Anxiety and Escapism
The South Bank Centre invited Tea to take a new look at the 1930s as part of their Towards the Millennium Festival. The installation brought together many diverse images and perceptions of the era including archive photographs and sound recordings of voices of authority alongside the opinions of 'the man in the street' collected by Mass Observation.
Visitors to the exhibition were invited to add their own reflections, whether they were alive in the 1930s or not.
Ten percent of these 2272 contributions were analysed by students in the School of Independent Studies at the University of Lancaster and they all formed a widely distributed boxed archive. ISBN 1 900000 0 01 6
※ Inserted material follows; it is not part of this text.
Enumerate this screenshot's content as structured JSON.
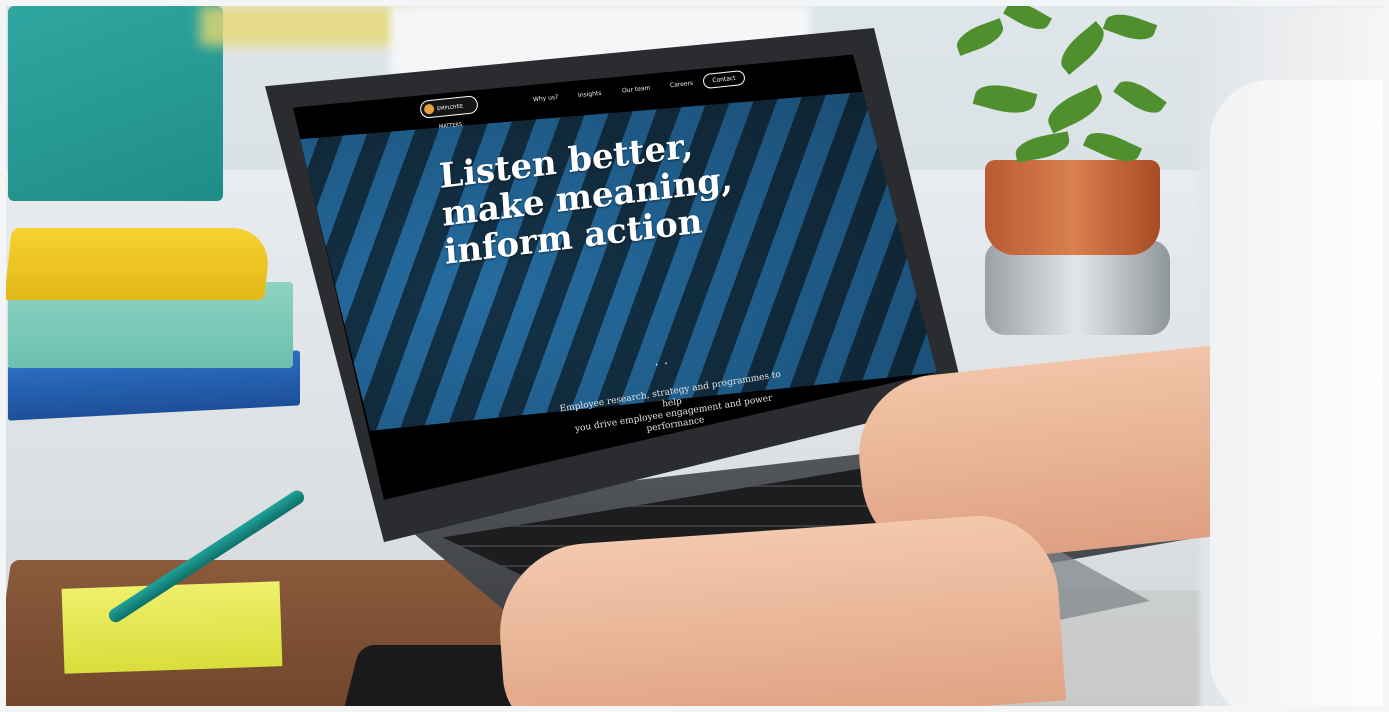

"As the archive recordings play you pick your way among cuttings, the photographs and personal responses, all of them mounted in transparent plastic. These are hung between the white pillars at the back of the Festival Hall Foyer and laid out in rectangular lines so that you can always see not only the section you are in but through to the rest of the show. The effect I found oddly mysterious, I was never sure where to go next. It's a kind see-through maze, if you can imagine such a thing!"
Paul Allen, presenter Kaleidoscope, BBC Radio 4
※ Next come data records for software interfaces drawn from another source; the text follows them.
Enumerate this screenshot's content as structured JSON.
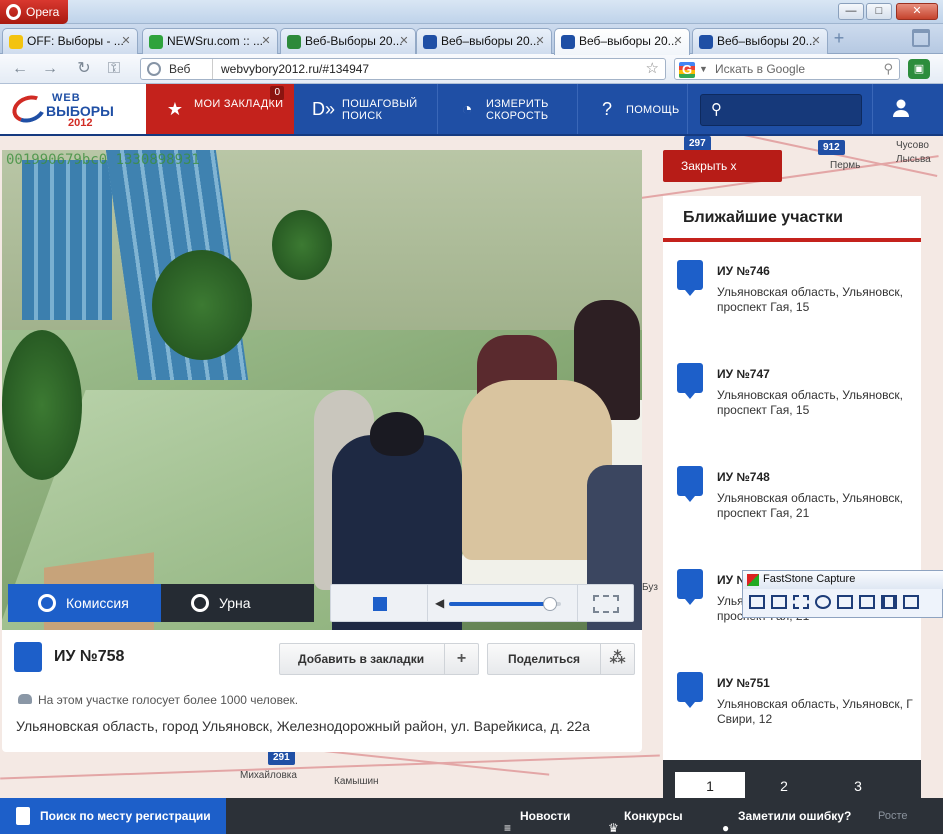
{
  "window": {
    "app_button": "Opera",
    "controls": {
      "minimize": "—",
      "maximize": "□",
      "close": "✕"
    }
  },
  "tabs": [
    {
      "label": "OFF: Выборы - ...",
      "icon_color": "#f3c310",
      "active": false
    },
    {
      "label": "NEWSru.com :: ...",
      "icon_color": "#2fa33c",
      "active": false
    },
    {
      "label": "Веб-Выборы 20...",
      "icon_color": "#2d8a3a",
      "active": false
    },
    {
      "label": "Веб–выборы 20...",
      "icon_color": "#1f4fa5",
      "active": false
    },
    {
      "label": "Веб–выборы 20...",
      "icon_color": "#1f4fa5",
      "active": true
    },
    {
      "label": "Веб–выборы 20...",
      "icon_color": "#1f4fa5",
      "active": false
    }
  ],
  "address_bar": {
    "web_label": "Веб",
    "url": "webvybory2012.ru/#134947"
  },
  "search": {
    "placeholder": "Искать в Google",
    "engine": "G"
  },
  "site": {
    "logo": {
      "line1": "WEB",
      "line2": "ВЫБОРЫ",
      "line3": "2012"
    },
    "nav": {
      "bookmarks": {
        "label": "МОИ ЗАКЛАДКИ",
        "count": "0",
        "icon": "star-icon"
      },
      "route": {
        "label": "ПОШАГОВЫЙ ПОИСК",
        "icon": "arrows-icon"
      },
      "speed": {
        "label": "ИЗМЕРИТЬ СКОРОСТЬ",
        "icon": "speedometer-icon"
      },
      "help": {
        "label": "ПОМОЩЬ",
        "icon": "question-icon"
      }
    }
  },
  "map": {
    "markers": [
      "912",
      "297",
      "291"
    ],
    "labels": [
      "Пермь",
      "Чусово",
      "Лысьва",
      "Михайловка",
      "Камышин",
      "Буз"
    ]
  },
  "video": {
    "overlay_id": "001990679bc0 1330898931",
    "camera_tabs": {
      "commission": "Комиссия",
      "urn": "Урна"
    },
    "volume_percent": 90
  },
  "station": {
    "title": "ИУ №758",
    "bookmark_button": "Добавить в закладки",
    "share_button": "Поделиться",
    "voters_note": "На этом участке голосует более 1000 человек.",
    "address": "Ульяновская область, город Ульяновск, Железнодорожный район, ул. Варейкиса, д. 22а"
  },
  "sidebar": {
    "close_button": "Закрыть  x",
    "heading": "Ближайшие участки",
    "stations": [
      {
        "name": "ИУ №746",
        "address": "Ульяновская область, Ульяновск, проспект Гая, 15"
      },
      {
        "name": "ИУ №747",
        "address": "Ульяновская область, Ульяновск, проспект Гая, 15"
      },
      {
        "name": "ИУ №748",
        "address": "Ульяновская область, Ульяновск, проспект Гая, 21"
      },
      {
        "name": "ИУ №",
        "address": "Ульяновская область, Ульяновск, проспект Гая, 21"
      },
      {
        "name": "ИУ №751",
        "address": "Ульяновская область, Ульяновск, Г Свири, 12"
      }
    ],
    "pages": [
      "1",
      "2",
      "3"
    ],
    "active_page": "1"
  },
  "faststone": {
    "title": "FastStone Capture"
  },
  "bottom": {
    "register_search": "Поиск по месту регистрации",
    "news": "Новости",
    "contests": "Конкурсы",
    "report_error": "Заметили ошибку?",
    "rost": "Росте"
  }
}
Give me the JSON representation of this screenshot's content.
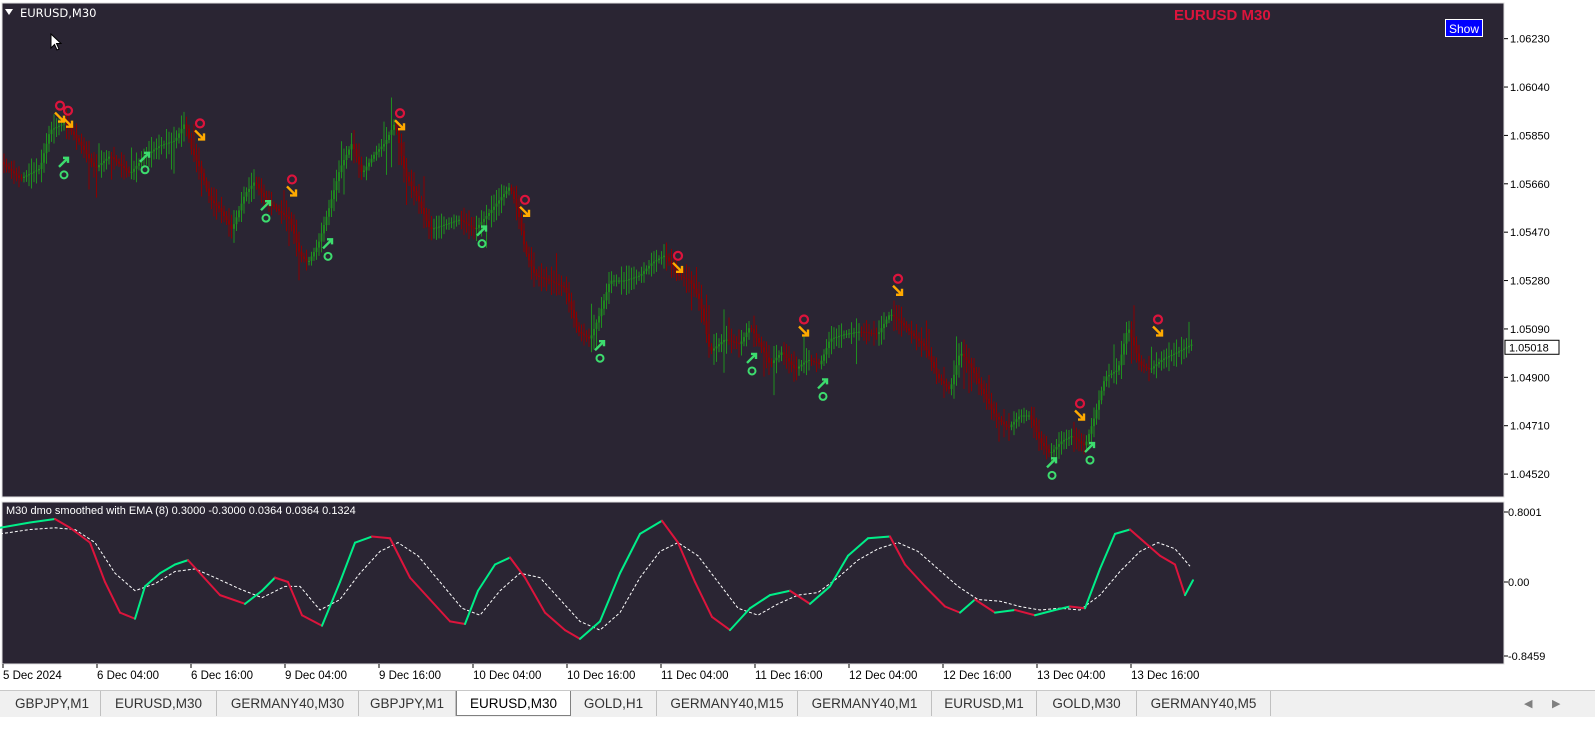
{
  "window": {
    "symbol_label": "EURUSD,M30",
    "chart_title": "EURUSD M30",
    "show_button_label": "Show",
    "colors": {
      "background": "#2a2533",
      "bull": "#1f8f1f",
      "bear": "#8b0000",
      "osc_up": "#00ee88",
      "osc_down": "#dc143c",
      "signal": "#ffffff",
      "title": "#dc143c"
    }
  },
  "price_axis": {
    "labels": [
      "1.06230",
      "1.06040",
      "1.05850",
      "1.05660",
      "1.05470",
      "1.05280",
      "1.05090",
      "1.04900",
      "1.04710",
      "1.04520"
    ],
    "current_price": "1.05018"
  },
  "indicator": {
    "label": "M30 dmo smoothed with EMA (8) 0.3000 -0.3000 0.0364 0.0364 0.1324",
    "axis_labels": [
      "0.8001",
      "0.00",
      "-0.8459"
    ]
  },
  "time_axis": {
    "labels": [
      "5 Dec 2024",
      "6 Dec 04:00",
      "6 Dec 16:00",
      "9 Dec 04:00",
      "9 Dec 16:00",
      "10 Dec 04:00",
      "10 Dec 16:00",
      "11 Dec 04:00",
      "11 Dec 16:00",
      "12 Dec 04:00",
      "12 Dec 16:00",
      "13 Dec 04:00",
      "13 Dec 16:00"
    ]
  },
  "tabs": [
    {
      "label": "GBPJPY,M1",
      "active": false
    },
    {
      "label": "EURUSD,M30",
      "active": false
    },
    {
      "label": "GERMANY40,M30",
      "active": false
    },
    {
      "label": "GBPJPY,M1",
      "active": false
    },
    {
      "label": "EURUSD,M30",
      "active": true
    },
    {
      "label": "GOLD,H1",
      "active": false
    },
    {
      "label": "GERMANY40,M15",
      "active": false
    },
    {
      "label": "GERMANY40,M1",
      "active": false
    },
    {
      "label": "EURUSD,M1",
      "active": false
    },
    {
      "label": "GOLD,M30",
      "active": false
    },
    {
      "label": "GERMANY40,M5",
      "active": false
    }
  ],
  "chart_data": {
    "type": "candlestick",
    "price_path": [
      [
        0,
        1.0575
      ],
      [
        20,
        1.0568
      ],
      [
        40,
        1.0572
      ],
      [
        50,
        1.0587
      ],
      [
        65,
        1.059
      ],
      [
        80,
        1.0582
      ],
      [
        95,
        1.0572
      ],
      [
        110,
        1.0577
      ],
      [
        130,
        1.057
      ],
      [
        145,
        1.0577
      ],
      [
        160,
        1.0581
      ],
      [
        175,
        1.0583
      ],
      [
        185,
        1.059
      ],
      [
        192,
        1.0579
      ],
      [
        200,
        1.0572
      ],
      [
        210,
        1.056
      ],
      [
        220,
        1.0556
      ],
      [
        232,
        1.0548
      ],
      [
        245,
        1.0562
      ],
      [
        255,
        1.0567
      ],
      [
        265,
        1.056
      ],
      [
        280,
        1.0555
      ],
      [
        290,
        1.0552
      ],
      [
        300,
        1.0538
      ],
      [
        308,
        1.0535
      ],
      [
        318,
        1.0542
      ],
      [
        328,
        1.0555
      ],
      [
        340,
        1.0572
      ],
      [
        352,
        1.0582
      ],
      [
        362,
        1.057
      ],
      [
        375,
        1.0578
      ],
      [
        385,
        1.0582
      ],
      [
        395,
        1.059
      ],
      [
        405,
        1.057
      ],
      [
        418,
        1.056
      ],
      [
        430,
        1.0548
      ],
      [
        445,
        1.055
      ],
      [
        460,
        1.0552
      ],
      [
        475,
        1.0548
      ],
      [
        490,
        1.0555
      ],
      [
        500,
        1.056
      ],
      [
        510,
        1.0565
      ],
      [
        518,
        1.0555
      ],
      [
        525,
        1.054
      ],
      [
        535,
        1.053
      ],
      [
        550,
        1.0528
      ],
      [
        565,
        1.0525
      ],
      [
        578,
        1.0508
      ],
      [
        590,
        1.0505
      ],
      [
        600,
        1.0515
      ],
      [
        610,
        1.0528
      ],
      [
        625,
        1.0528
      ],
      [
        640,
        1.053
      ],
      [
        652,
        1.0535
      ],
      [
        665,
        1.0538
      ],
      [
        678,
        1.053
      ],
      [
        690,
        1.0528
      ],
      [
        700,
        1.052
      ],
      [
        710,
        1.05
      ],
      [
        725,
        1.0505
      ],
      [
        740,
        1.0503
      ],
      [
        750,
        1.051
      ],
      [
        760,
        1.0503
      ],
      [
        770,
        1.0495
      ],
      [
        782,
        1.05
      ],
      [
        795,
        1.0493
      ],
      [
        808,
        1.0497
      ],
      [
        820,
        1.0495
      ],
      [
        830,
        1.0505
      ],
      [
        845,
        1.0507
      ],
      [
        860,
        1.0508
      ],
      [
        878,
        1.0507
      ],
      [
        890,
        1.0515
      ],
      [
        900,
        1.0512
      ],
      [
        912,
        1.0507
      ],
      [
        925,
        1.0502
      ],
      [
        938,
        1.049
      ],
      [
        950,
        1.0485
      ],
      [
        960,
        1.05
      ],
      [
        970,
        1.0495
      ],
      [
        982,
        1.0485
      ],
      [
        995,
        1.0475
      ],
      [
        1008,
        1.047
      ],
      [
        1020,
        1.0475
      ],
      [
        1030,
        1.0475
      ],
      [
        1040,
        1.0465
      ],
      [
        1050,
        1.046
      ],
      [
        1062,
        1.0465
      ],
      [
        1072,
        1.0467
      ],
      [
        1085,
        1.0463
      ],
      [
        1095,
        1.0475
      ],
      [
        1105,
        1.049
      ],
      [
        1118,
        1.0493
      ],
      [
        1128,
        1.051
      ],
      [
        1140,
        1.0495
      ],
      [
        1150,
        1.0493
      ],
      [
        1162,
        1.0497
      ],
      [
        1178,
        1.05
      ],
      [
        1192,
        1.0503
      ]
    ],
    "signals": [
      {
        "x": 60,
        "price": 1.0592,
        "dir": "down"
      },
      {
        "x": 68,
        "price": 1.059,
        "dir": "down"
      },
      {
        "x": 200,
        "price": 1.0585,
        "dir": "down"
      },
      {
        "x": 292,
        "price": 1.0563,
        "dir": "down"
      },
      {
        "x": 400,
        "price": 1.0589,
        "dir": "down"
      },
      {
        "x": 525,
        "price": 1.0555,
        "dir": "down"
      },
      {
        "x": 678,
        "price": 1.0533,
        "dir": "down"
      },
      {
        "x": 804,
        "price": 1.0508,
        "dir": "down"
      },
      {
        "x": 898,
        "price": 1.0524,
        "dir": "down"
      },
      {
        "x": 1080,
        "price": 1.0475,
        "dir": "down"
      },
      {
        "x": 1158,
        "price": 1.0508,
        "dir": "down"
      },
      {
        "x": 64,
        "price": 1.0575,
        "dir": "up"
      },
      {
        "x": 145,
        "price": 1.0577,
        "dir": "up"
      },
      {
        "x": 266,
        "price": 1.0558,
        "dir": "up"
      },
      {
        "x": 328,
        "price": 1.0543,
        "dir": "up"
      },
      {
        "x": 482,
        "price": 1.0548,
        "dir": "up"
      },
      {
        "x": 600,
        "price": 1.0503,
        "dir": "up"
      },
      {
        "x": 752,
        "price": 1.0498,
        "dir": "up"
      },
      {
        "x": 823,
        "price": 1.0488,
        "dir": "up"
      },
      {
        "x": 1052,
        "price": 1.0457,
        "dir": "up"
      },
      {
        "x": 1090,
        "price": 1.0463,
        "dir": "up"
      }
    ],
    "ylim": [
      1.0443,
      1.0637
    ],
    "oscillator": {
      "ylim": [
        -0.8459,
        0.8001
      ],
      "dmo": [
        [
          0,
          0.62
        ],
        [
          30,
          0.68
        ],
        [
          55,
          0.72
        ],
        [
          70,
          0.62
        ],
        [
          90,
          0.45
        ],
        [
          105,
          0.0
        ],
        [
          120,
          -0.35
        ],
        [
          135,
          -0.42
        ],
        [
          145,
          -0.05
        ],
        [
          160,
          0.1
        ],
        [
          175,
          0.2
        ],
        [
          188,
          0.25
        ],
        [
          200,
          0.1
        ],
        [
          220,
          -0.15
        ],
        [
          245,
          -0.25
        ],
        [
          262,
          -0.1
        ],
        [
          275,
          0.05
        ],
        [
          288,
          0.0
        ],
        [
          302,
          -0.38
        ],
        [
          322,
          -0.5
        ],
        [
          340,
          0.0
        ],
        [
          355,
          0.45
        ],
        [
          372,
          0.52
        ],
        [
          390,
          0.5
        ],
        [
          410,
          0.05
        ],
        [
          430,
          -0.2
        ],
        [
          450,
          -0.45
        ],
        [
          465,
          -0.48
        ],
        [
          478,
          -0.1
        ],
        [
          495,
          0.2
        ],
        [
          510,
          0.28
        ],
        [
          525,
          0.05
        ],
        [
          545,
          -0.35
        ],
        [
          565,
          -0.55
        ],
        [
          580,
          -0.65
        ],
        [
          600,
          -0.45
        ],
        [
          620,
          0.1
        ],
        [
          640,
          0.55
        ],
        [
          662,
          0.7
        ],
        [
          678,
          0.45
        ],
        [
          695,
          0.0
        ],
        [
          712,
          -0.4
        ],
        [
          730,
          -0.55
        ],
        [
          750,
          -0.3
        ],
        [
          770,
          -0.15
        ],
        [
          790,
          -0.1
        ],
        [
          810,
          -0.25
        ],
        [
          830,
          -0.05
        ],
        [
          848,
          0.3
        ],
        [
          868,
          0.5
        ],
        [
          890,
          0.52
        ],
        [
          905,
          0.2
        ],
        [
          925,
          -0.05
        ],
        [
          945,
          -0.28
        ],
        [
          960,
          -0.35
        ],
        [
          975,
          -0.2
        ],
        [
          995,
          -0.35
        ],
        [
          1015,
          -0.32
        ],
        [
          1035,
          -0.38
        ],
        [
          1055,
          -0.32
        ],
        [
          1070,
          -0.28
        ],
        [
          1085,
          -0.3
        ],
        [
          1100,
          0.15
        ],
        [
          1115,
          0.55
        ],
        [
          1130,
          0.6
        ],
        [
          1145,
          0.45
        ],
        [
          1160,
          0.3
        ],
        [
          1175,
          0.2
        ],
        [
          1185,
          -0.15
        ],
        [
          1193,
          0.02
        ]
      ],
      "signal": [
        [
          0,
          0.55
        ],
        [
          30,
          0.6
        ],
        [
          55,
          0.62
        ],
        [
          75,
          0.6
        ],
        [
          95,
          0.45
        ],
        [
          115,
          0.1
        ],
        [
          135,
          -0.1
        ],
        [
          155,
          -0.02
        ],
        [
          175,
          0.12
        ],
        [
          195,
          0.15
        ],
        [
          215,
          0.05
        ],
        [
          240,
          -0.08
        ],
        [
          262,
          -0.18
        ],
        [
          285,
          -0.05
        ],
        [
          300,
          -0.05
        ],
        [
          320,
          -0.32
        ],
        [
          340,
          -0.2
        ],
        [
          360,
          0.1
        ],
        [
          380,
          0.35
        ],
        [
          398,
          0.45
        ],
        [
          418,
          0.3
        ],
        [
          440,
          0.0
        ],
        [
          462,
          -0.3
        ],
        [
          480,
          -0.38
        ],
        [
          500,
          -0.1
        ],
        [
          520,
          0.1
        ],
        [
          540,
          0.05
        ],
        [
          560,
          -0.2
        ],
        [
          580,
          -0.45
        ],
        [
          600,
          -0.55
        ],
        [
          620,
          -0.35
        ],
        [
          640,
          0.05
        ],
        [
          660,
          0.35
        ],
        [
          678,
          0.45
        ],
        [
          698,
          0.3
        ],
        [
          718,
          0.0
        ],
        [
          738,
          -0.3
        ],
        [
          758,
          -0.38
        ],
        [
          778,
          -0.25
        ],
        [
          798,
          -0.15
        ],
        [
          818,
          -0.12
        ],
        [
          838,
          0.05
        ],
        [
          858,
          0.25
        ],
        [
          878,
          0.38
        ],
        [
          898,
          0.45
        ],
        [
          918,
          0.35
        ],
        [
          938,
          0.15
        ],
        [
          958,
          -0.05
        ],
        [
          978,
          -0.2
        ],
        [
          1000,
          -0.22
        ],
        [
          1020,
          -0.28
        ],
        [
          1040,
          -0.32
        ],
        [
          1060,
          -0.3
        ],
        [
          1080,
          -0.32
        ],
        [
          1100,
          -0.15
        ],
        [
          1120,
          0.12
        ],
        [
          1140,
          0.35
        ],
        [
          1158,
          0.45
        ],
        [
          1175,
          0.38
        ],
        [
          1190,
          0.18
        ]
      ]
    }
  }
}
"The exhibition developed the idea of how we absorb information. It questioned how impressions and images of the past are created from information we receive from different sources, from 'official' sources such as newspaper photographs and archive radio recordings or from 'personal' sources such as the family album and the recollections of older friends and relatives. Tea chose to examine information on the themes of Home, Work and Leisure as areas where the public and the private interweave."
Emma Anderson, Head of Foyer Visual Arts, The South Bank Centre.
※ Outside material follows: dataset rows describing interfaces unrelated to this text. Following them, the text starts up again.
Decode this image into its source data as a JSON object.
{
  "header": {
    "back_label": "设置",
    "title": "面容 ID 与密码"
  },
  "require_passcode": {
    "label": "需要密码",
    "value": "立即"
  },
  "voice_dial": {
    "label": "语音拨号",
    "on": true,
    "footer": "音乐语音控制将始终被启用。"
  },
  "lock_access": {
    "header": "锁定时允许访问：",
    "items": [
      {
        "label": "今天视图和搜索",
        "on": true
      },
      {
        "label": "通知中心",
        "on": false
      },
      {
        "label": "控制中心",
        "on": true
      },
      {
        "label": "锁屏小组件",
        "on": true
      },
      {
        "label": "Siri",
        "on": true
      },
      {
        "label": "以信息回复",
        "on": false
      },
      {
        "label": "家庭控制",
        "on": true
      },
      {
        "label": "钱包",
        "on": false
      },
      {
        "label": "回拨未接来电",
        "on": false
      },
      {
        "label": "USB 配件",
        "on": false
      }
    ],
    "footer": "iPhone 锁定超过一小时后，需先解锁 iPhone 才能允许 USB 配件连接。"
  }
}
Photos Paul Grundy
"The part of the exhibition which is to do with showing you images of the 1930s is really only an incitement for people to write down their own impressions and hang them up... It is curious that the nation as represented in this exhibition seems split pretty much 50:50 between those who think it was some kind of Golden Age and those who think it was the most terrible time in the entire century.... It was often said of the documents which were produced for Mass Observation surveys that they had the quality of poetry or sometimes of surrealist works of art. One of the invigorating things about this exhibition is that it is absolutely true today. I think that on the evidence of this exhibition the British popular imagination is as lively and as strange and as bizarre as it ever was in the 1930s".
Kevin Jackson, Critic, Kaleidoscope, BBC Radio 4